If as @kobuta hopes the chipping problem is eliminated, I might then consider buying another ceramic knife…if in addition the sharpening gets easier…

1 Like

Was it a ceramic Chef’s knife or a ceramic paring knife? Hitting the ceramic edge against a cutting board probably will induce chipping. I think that is probably why ceramic shorter/paring knives are selling better - as they usually do not hit hard materials.

Ceramic paring knife.
Aren’t shorter/paring knives also selling better than Chef’s knives when steel and not ceramic?
And don’t you ever use a paring knife on a cutting board or even, inadvertently of course, on a plate?

I think the chipping with ceramic knives are mostly endemic to those that are stamped (like mine, which are laughably cheap in price).

Ceramic knives that are forged (often in the 2 or 3 figures in price) are supposed to sturdier and less prone to chipping.

I will say that the one thing that I do not like with ceramic knives is their heft, or lack thereof. They’re almost too light. Or maybe it’s just me with my Luddite muscle memory in using steel blades. Who knows. But there you have it.

1 Like

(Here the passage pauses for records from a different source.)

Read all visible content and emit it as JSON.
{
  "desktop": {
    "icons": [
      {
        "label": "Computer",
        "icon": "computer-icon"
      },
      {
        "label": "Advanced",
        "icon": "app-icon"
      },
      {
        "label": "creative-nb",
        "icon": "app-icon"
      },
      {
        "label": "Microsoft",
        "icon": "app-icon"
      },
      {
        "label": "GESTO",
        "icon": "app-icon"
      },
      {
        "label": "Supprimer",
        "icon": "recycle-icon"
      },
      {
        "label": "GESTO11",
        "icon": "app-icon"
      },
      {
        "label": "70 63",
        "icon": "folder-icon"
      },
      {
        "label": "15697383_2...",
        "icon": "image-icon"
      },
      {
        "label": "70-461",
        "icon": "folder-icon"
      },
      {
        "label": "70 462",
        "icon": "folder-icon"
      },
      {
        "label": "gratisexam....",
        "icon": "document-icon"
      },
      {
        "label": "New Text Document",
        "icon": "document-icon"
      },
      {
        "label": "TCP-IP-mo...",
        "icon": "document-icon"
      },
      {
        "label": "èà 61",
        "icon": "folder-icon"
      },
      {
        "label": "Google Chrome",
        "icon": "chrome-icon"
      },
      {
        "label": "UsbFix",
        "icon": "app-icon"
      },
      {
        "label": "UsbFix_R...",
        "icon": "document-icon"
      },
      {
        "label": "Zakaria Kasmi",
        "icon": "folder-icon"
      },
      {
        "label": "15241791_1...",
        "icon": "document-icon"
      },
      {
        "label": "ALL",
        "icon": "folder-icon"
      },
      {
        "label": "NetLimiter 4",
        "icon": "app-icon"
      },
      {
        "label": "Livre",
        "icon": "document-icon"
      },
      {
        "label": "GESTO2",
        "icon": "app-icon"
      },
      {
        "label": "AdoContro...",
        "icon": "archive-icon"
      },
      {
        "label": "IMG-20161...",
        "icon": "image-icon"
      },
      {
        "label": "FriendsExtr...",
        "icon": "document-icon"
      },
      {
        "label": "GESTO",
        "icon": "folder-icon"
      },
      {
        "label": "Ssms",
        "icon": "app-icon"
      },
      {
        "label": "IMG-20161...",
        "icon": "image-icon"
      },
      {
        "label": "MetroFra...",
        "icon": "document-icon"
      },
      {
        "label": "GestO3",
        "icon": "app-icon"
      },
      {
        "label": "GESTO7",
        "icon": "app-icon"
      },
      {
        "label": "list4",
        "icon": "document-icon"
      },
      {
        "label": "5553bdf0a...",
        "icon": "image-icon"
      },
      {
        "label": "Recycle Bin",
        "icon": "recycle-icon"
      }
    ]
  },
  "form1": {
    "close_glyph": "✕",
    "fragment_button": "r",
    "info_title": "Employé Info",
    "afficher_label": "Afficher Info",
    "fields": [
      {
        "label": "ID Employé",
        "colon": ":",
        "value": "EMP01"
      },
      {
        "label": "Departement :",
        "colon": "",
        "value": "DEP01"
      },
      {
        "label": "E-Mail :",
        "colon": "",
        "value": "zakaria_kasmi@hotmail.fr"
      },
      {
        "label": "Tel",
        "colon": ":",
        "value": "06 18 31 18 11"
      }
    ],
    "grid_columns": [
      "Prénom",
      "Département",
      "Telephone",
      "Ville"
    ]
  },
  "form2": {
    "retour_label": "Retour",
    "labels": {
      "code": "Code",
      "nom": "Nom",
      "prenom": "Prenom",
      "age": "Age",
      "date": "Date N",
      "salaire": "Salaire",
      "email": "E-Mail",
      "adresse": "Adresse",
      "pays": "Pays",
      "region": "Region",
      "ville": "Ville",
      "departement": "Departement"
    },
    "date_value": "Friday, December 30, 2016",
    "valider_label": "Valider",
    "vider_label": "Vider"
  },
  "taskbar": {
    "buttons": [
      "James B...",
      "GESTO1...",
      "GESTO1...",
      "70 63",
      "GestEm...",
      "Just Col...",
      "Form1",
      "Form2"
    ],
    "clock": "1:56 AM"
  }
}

You are right. Most people have more paring knives than Chef’s knife (they may have 1-2 Chef’s knife and 2-4 paring knives). Yet, I feel that ceramic knives further lean into shorter knives. This market analysis does not even bother to look at ceramic knife longer than 6 inch.

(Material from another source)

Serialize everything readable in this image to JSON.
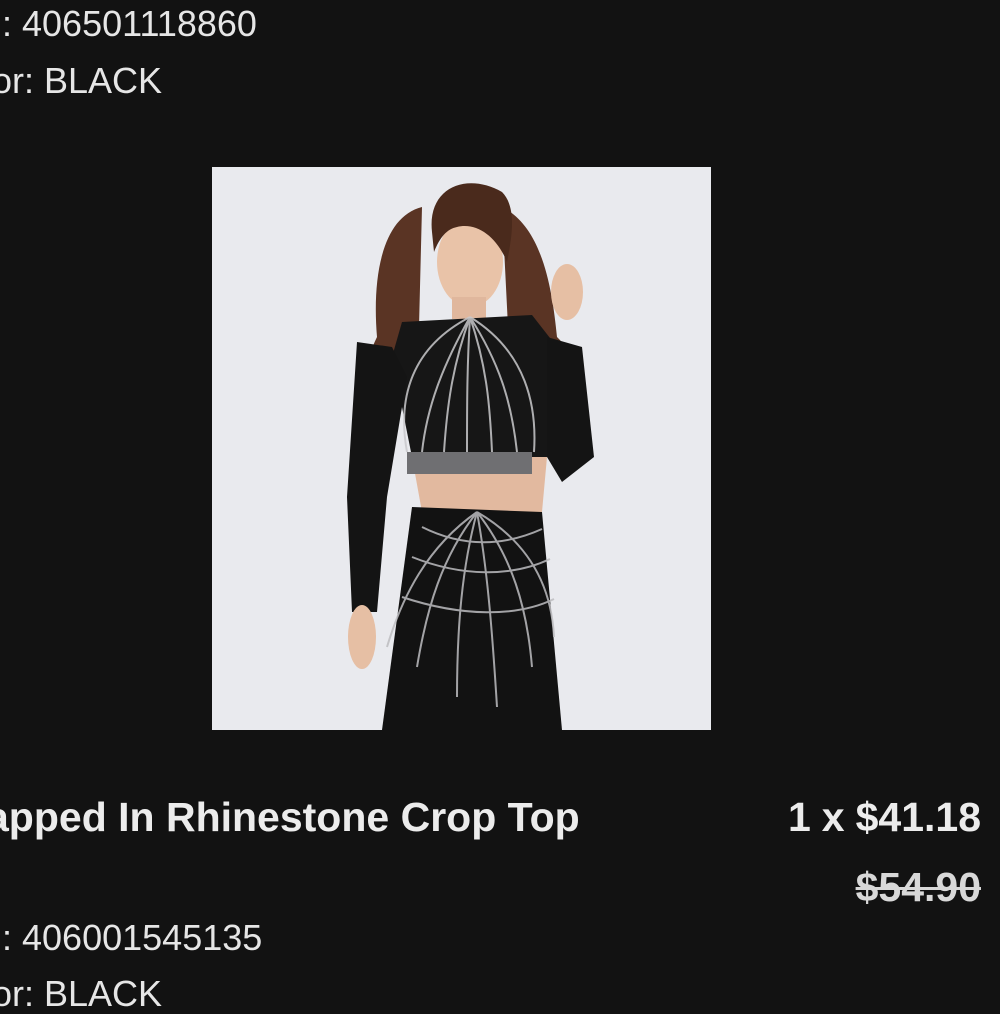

Yes and yes.
Don’t drop them on the floor :slightly_smiling_face:

1 Like

I recently bought a mandoline with ceramic blade and thus far no complaints - it is very sharp and I expect it will stay that way since it won’t be hitting a cutting board. I don’t have ceramic knives for that very reason.

1 Like

I suspect that is the problem with ceramic knives. I haven’t heard the same chipping complaint for ceramic mandoline or ceramic peeler (as a quick scan on Amazon)

Thanks. BBQ. Is your a large knife or a small knife?

A paring knife.
It still works great even with the chip. :slight_smile:

I think they absolutely SUCK.
Yes…I’ve owned 2. One very early on, and the second, a paring knife when they got cheaper.
They both suck.
They are NOT sharp. The chip easily. And they are nigh impossible to sharpen at home.
Give me a carbon steel japanese knife any day. End of story.
I am far from being a Luddite, but technology has to be really revolutionary to replace a well seasoned cast iron skillet or a well made carbon steel Japanese knife.

1 Like